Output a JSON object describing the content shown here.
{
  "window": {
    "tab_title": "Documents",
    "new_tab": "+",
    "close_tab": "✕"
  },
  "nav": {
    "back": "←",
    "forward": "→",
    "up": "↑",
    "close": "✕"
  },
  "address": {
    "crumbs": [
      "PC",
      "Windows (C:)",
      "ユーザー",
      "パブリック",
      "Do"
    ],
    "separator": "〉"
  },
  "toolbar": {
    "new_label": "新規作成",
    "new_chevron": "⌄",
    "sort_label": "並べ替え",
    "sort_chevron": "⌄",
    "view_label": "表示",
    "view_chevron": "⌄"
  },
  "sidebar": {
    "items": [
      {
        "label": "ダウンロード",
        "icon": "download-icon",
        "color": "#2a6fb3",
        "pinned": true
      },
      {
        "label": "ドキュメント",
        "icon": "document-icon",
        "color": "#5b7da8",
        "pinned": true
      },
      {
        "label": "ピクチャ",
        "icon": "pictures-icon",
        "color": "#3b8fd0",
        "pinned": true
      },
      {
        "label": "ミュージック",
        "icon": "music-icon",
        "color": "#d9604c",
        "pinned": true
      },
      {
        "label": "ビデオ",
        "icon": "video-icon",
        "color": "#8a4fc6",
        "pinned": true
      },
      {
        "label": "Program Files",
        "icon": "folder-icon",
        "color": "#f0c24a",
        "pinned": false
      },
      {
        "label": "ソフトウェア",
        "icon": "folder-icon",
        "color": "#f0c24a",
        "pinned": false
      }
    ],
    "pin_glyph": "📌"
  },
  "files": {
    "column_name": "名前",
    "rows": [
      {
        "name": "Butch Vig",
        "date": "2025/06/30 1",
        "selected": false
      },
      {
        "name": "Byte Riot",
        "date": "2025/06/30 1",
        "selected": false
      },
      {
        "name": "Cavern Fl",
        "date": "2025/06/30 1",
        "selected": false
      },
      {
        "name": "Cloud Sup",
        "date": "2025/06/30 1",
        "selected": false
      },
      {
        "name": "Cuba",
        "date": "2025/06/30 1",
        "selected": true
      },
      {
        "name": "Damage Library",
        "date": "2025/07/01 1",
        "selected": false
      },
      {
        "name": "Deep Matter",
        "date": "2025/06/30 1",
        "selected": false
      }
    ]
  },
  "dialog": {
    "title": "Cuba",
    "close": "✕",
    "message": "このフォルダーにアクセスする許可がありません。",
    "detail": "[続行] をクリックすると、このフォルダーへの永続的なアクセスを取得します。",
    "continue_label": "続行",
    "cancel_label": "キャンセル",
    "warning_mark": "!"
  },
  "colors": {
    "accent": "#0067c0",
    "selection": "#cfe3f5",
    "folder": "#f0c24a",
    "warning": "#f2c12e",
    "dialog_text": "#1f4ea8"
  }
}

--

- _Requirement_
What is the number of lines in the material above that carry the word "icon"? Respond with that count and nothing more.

- _Task response_
7